As time passed it did get easier.  Through trial and error and through observations I found out what kind of a student he was, and what methods were best to keep his interest and focus.  I also found out what subjects he liked, and which he liked to avoid.  The internet was a great source of ideas on how to get him to work on the things he didn’t like as much.  He gets bored easily I had to keep him on his toes and challenge him daily.
Both of us have grown throughout this first term, both as people and in our relationship.  There have been frustrated moments, flared tempers, stomping feet, and temper tantrums, but there have also been surprises, moments of discovery, renewed confidence and amazing successes. 
I won’t tell you that it is not a ton of work, because that would not be the truth, it is work.  In the long run though, if you were to ask him, or to ask me, we wouldn’t have it any other way. 

Wednesday, January 19, 2011

My Pulp Baby...

          There was a sharp brisk knock on my front door today.  I found, upon answering it, a man bearing a gift and good news.  I signed my name to the package he held and looked at the address of the sender.  A broad, wide smile broke through my quizzical gaze. 

          My pulp baby had arrived, swaddled in cardboard and screaming my name.  I held it up to the light as thrills of excitement and waves of satisfaction crashed over me and I couldn’t resist a dance of celebration in the kitchen.  My son came out of his room to question the noise and my java jig, and soon joined in.  Afterwards I showed him all the parts he was in, and where he could find his name.  His joy could almost be felt physically.

          This copy of the book is the first hardcopy and had travelled all the way from Tennessee, for my final proof and approval before its final stages on its way to shelves and the mass market. 

          Holding the book in my hands, touching its smooth cover and the texture of the pages, and reading my words in an actual published book brought on a potpourri of thoughts and feelings.  Some were quite surprising.  I felt happy, proud, nervous, anxious, and amazed all at the same time.  What else but amazement for a dream that actually transformed into a physical form?  I also felt exposed.  After all, this book was me between the pages, my thoughts, my emotions, even my photography on the cover.  Would it be liked?  Passed over?  Had I made the right choices in color and design?  Would readers enjoy the font?  All these questions went through my head as I went over each word looking for typos and other mistakes. 

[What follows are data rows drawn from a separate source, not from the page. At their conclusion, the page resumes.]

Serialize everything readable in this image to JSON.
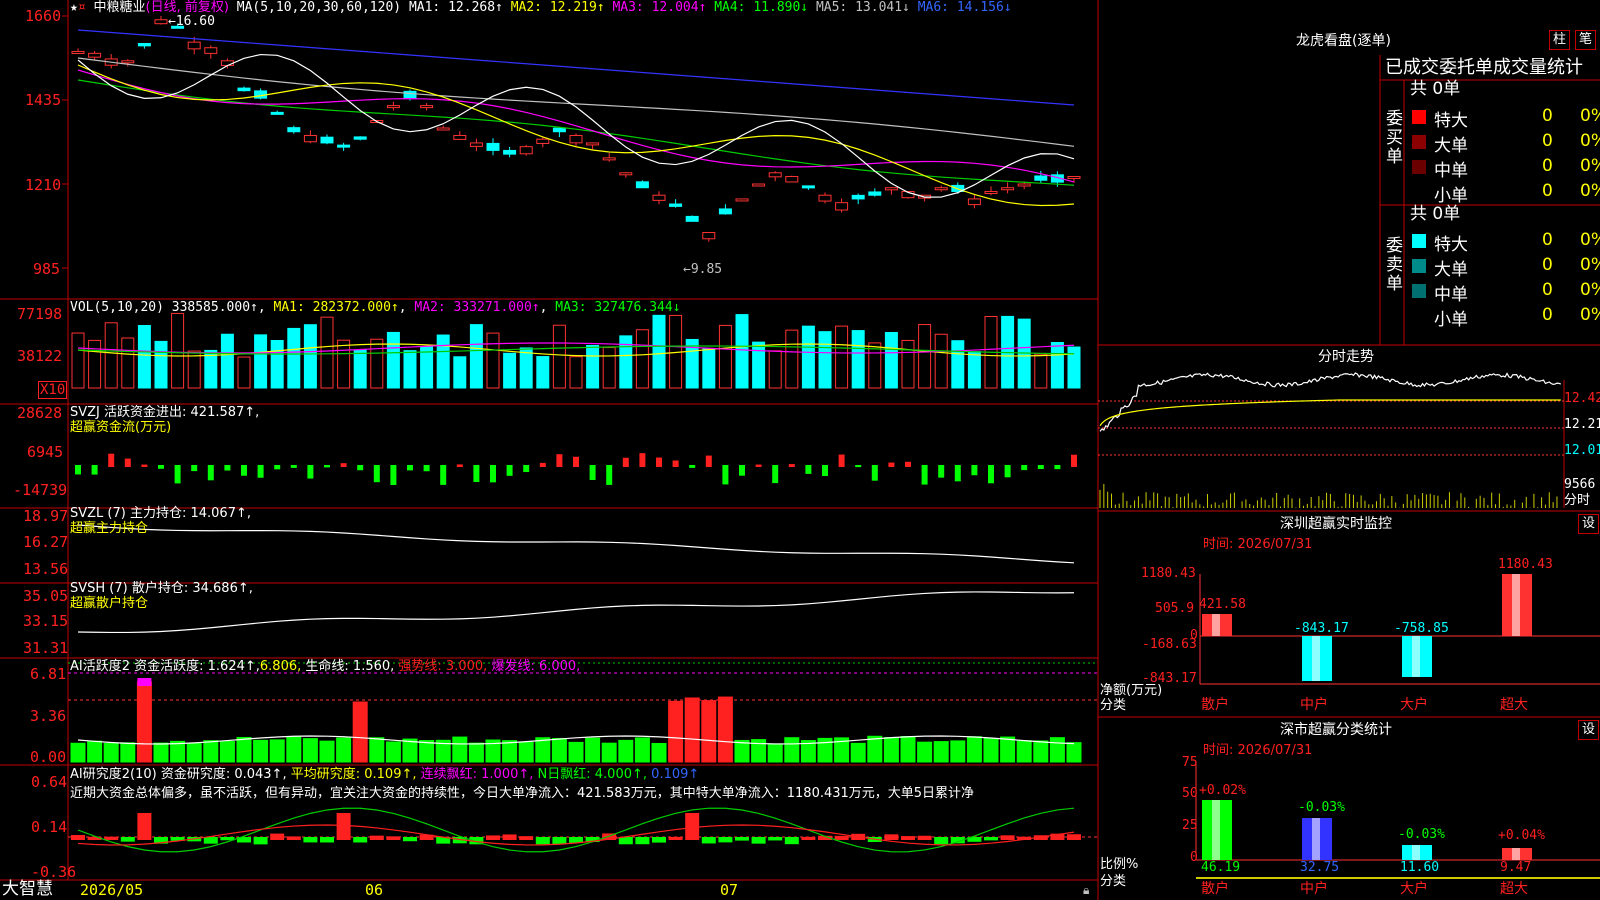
{
  "header": {
    "stock_name": "中粮糖业",
    "period": "(日线, 前复权)",
    "ma_label": "MA(5,10,20,30,60,120)",
    "ma1": "MA1: 12.268↑",
    "ma2": "MA2: 12.219↑",
    "ma3": "MA3: 12.004↑",
    "ma4": "MA4: 11.890↓",
    "ma5": "MA5: 13.041↓",
    "ma6": "MA6: 14.156↓",
    "hi_mark": "16.60",
    "lo_mark": "←9.85"
  },
  "price_axis": [
    "1660",
    "1435",
    "1210",
    "985"
  ],
  "vol": {
    "title": "VOL(5,10,20)",
    "val": "338585.000↑",
    "ma1": "MA1: 282372.000↑",
    "ma2": "MA2: 333271.000↑",
    "ma3": "MA3: 327476.344↓",
    "axis": [
      "77198",
      "38122"
    ],
    "x10": "X10"
  },
  "svzj": {
    "title": "SVZJ  活跃资金进出: 421.587↑,",
    "sub": "超赢资金流(万元)",
    "axis": [
      "28628",
      "6945",
      "-14739"
    ]
  },
  "svzl": {
    "title": "SVZL (7) 主力持仓: 14.067↑,",
    "sub": "超赢主力持仓",
    "axis": [
      "18.97",
      "16.27",
      "13.56"
    ]
  },
  "svsh": {
    "title": "SVSH (7) 散户持仓: 34.686↑,",
    "sub": "超赢散户持仓",
    "axis": [
      "35.05",
      "33.15",
      "31.31"
    ]
  },
  "ai1": {
    "title": "AI活跃度2",
    "t1": "资金活跃度: 1.624↑,",
    "t2": "6.806,",
    "t3": "生命线: 1.560,",
    "t4": "强势线: 3.000,",
    "t5": "爆发线: 6.000,",
    "axis": [
      "6.81",
      "3.36",
      "0.00"
    ]
  },
  "ai2": {
    "title": "AI研究度2(10)",
    "t1": "资金研究度: 0.043↑,",
    "t2": "平均研究度: 0.109↑,",
    "t3": "连续飘红: 1.000↑,",
    "t4": "N日飘红: 4.000↑,",
    "t5": "0.109↑",
    "desc": "近期大资金总体偏多，虽不活跃，但有异动，宜关注大资金的持续性，今日大单净流入：421.583万元，其中特大单净流入：1180.431万元，大单5日累计净",
    "axis": [
      "0.64",
      "0.14",
      "-0.36"
    ]
  },
  "bottom": {
    "brand": "大智慧",
    "dates": [
      "2026/05",
      "06",
      "07"
    ]
  },
  "right": {
    "lh_title": "龙虎看盘(逐单)",
    "tab1": "柱",
    "tab2": "笔",
    "header_tabs": "已成交委托单成交量统计",
    "buy_label": "委买单",
    "sell_label": "委卖单",
    "buy_total": "共 0单",
    "sell_total": "共 0单",
    "buy_rows": [
      {
        "name": "特大",
        "count": "0",
        "pct": "0%",
        "color": "#ff0000"
      },
      {
        "name": "大单",
        "count": "0",
        "pct": "0%",
        "color": "#8b0000"
      },
      {
        "name": "中单",
        "count": "0",
        "pct": "0%",
        "color": "#6b0000"
      },
      {
        "name": "小单",
        "count": "0",
        "pct": "0%",
        "color": "#000000"
      }
    ],
    "sell_rows": [
      {
        "name": "特大",
        "count": "0",
        "pct": "0%",
        "color": "#00ffff"
      },
      {
        "name": "大单",
        "count": "0",
        "pct": "0%",
        "color": "#008b8b"
      },
      {
        "name": "中单",
        "count": "0",
        "pct": "0%",
        "color": "#007070"
      },
      {
        "name": "小单",
        "count": "0",
        "pct": "0%",
        "color": "#000000"
      }
    ],
    "fenshi_title": "分时走势",
    "fenshi_axis": [
      "12.42",
      "12.21",
      "12.01"
    ],
    "fenshi_vol": "9566",
    "fenshi_lbl": "分时",
    "sz_title": "深圳超赢实时监控",
    "sz_set": "设",
    "sz_time": "时间: 2026/07/31",
    "sz_axis": [
      "1180.43",
      "505.9",
      "0",
      "-168.63",
      "-843.17"
    ],
    "sz_unit1": "净额(万元)",
    "sz_unit2": "分类",
    "sz_vals": [
      "421.58",
      "-843.17",
      "-758.85",
      "1180.43"
    ],
    "cats": [
      "散户",
      "中户",
      "大户",
      "超大"
    ],
    "fl_title": "深市超赢分类统计",
    "fl_set": "设",
    "fl_time": "时间: 2026/07/31",
    "fl_axis": [
      "75",
      "50",
      "25",
      "0"
    ],
    "fl_unit1": "比例%",
    "fl_unit2": "分类",
    "fl_chg": [
      "+0.02%",
      "-0.03%",
      "-0.03%",
      "+0.04%"
    ],
    "fl_vals": [
      "46.19",
      "32.75",
      "11.60",
      "9.47"
    ]
  }
}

          Upon reaching the last page of the sixty-poem volume, I sighed and thought of my Dad.  I thought about the fact that he had started the ball rolling in my childhood by instilling a love of the written word within me, and a dream of my own published book in his hands developed not long after.  He had been my biggest supporter, always asking for the next story or chapter.  I am saddened that he is no longer here to share in my celebration.  This is a bittersweet experience.  Even so, I like to think that even though he is no longer here physically, he still looks in on me from time to time and the next time he does he will be sitting on the other side of things, with a proud smile.

Thursday, January 13, 2011

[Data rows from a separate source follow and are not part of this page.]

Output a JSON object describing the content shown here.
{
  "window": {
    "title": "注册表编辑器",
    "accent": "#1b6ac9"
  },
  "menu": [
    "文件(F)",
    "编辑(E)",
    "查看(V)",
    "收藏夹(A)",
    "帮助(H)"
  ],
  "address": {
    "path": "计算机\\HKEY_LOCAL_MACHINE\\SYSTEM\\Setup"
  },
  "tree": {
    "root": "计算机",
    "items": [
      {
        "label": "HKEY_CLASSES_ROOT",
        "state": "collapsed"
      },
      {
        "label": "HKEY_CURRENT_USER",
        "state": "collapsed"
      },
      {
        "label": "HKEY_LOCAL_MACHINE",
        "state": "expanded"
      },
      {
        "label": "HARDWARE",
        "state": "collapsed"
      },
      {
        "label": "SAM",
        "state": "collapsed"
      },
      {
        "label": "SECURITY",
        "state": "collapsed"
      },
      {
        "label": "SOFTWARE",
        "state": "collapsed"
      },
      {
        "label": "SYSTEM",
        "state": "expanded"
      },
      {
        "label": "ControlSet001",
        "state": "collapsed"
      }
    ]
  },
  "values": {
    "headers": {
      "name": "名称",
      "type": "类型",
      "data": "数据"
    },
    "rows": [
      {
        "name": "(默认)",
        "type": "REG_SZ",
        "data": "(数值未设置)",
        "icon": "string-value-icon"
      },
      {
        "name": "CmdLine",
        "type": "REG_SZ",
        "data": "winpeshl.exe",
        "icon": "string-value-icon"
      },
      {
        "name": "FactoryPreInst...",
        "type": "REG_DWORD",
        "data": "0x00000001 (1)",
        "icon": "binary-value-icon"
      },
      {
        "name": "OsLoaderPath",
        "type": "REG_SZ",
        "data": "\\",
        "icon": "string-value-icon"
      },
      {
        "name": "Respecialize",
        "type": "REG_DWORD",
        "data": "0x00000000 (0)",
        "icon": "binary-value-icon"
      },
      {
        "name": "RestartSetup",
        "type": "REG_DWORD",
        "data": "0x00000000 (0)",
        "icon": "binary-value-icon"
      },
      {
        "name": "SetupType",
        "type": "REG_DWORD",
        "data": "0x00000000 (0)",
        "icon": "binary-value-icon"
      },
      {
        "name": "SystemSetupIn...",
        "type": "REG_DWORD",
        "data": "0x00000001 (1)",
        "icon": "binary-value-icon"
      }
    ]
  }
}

5 Things That Make Me Happy...

5 Things that make me happy...

Lazy saturday morning moments.
Childrens' laughter.
Baked Brie with cranberry hazelnut crackers, good friends, and great conversation.
Dark chocolate, candle lit bubble baths and lazy Jazz (Yes that is to be enjoyed all together).
Sunsets over sand swept beach slopes.

5 Things That Make Me Giggle...

5 Things that make me giggle...

A cat brushing up on my bare toes.
My son and his silly moments.
People falling down..(only when I know they are ok).
My niece and her belly laugh.
Snowball fights.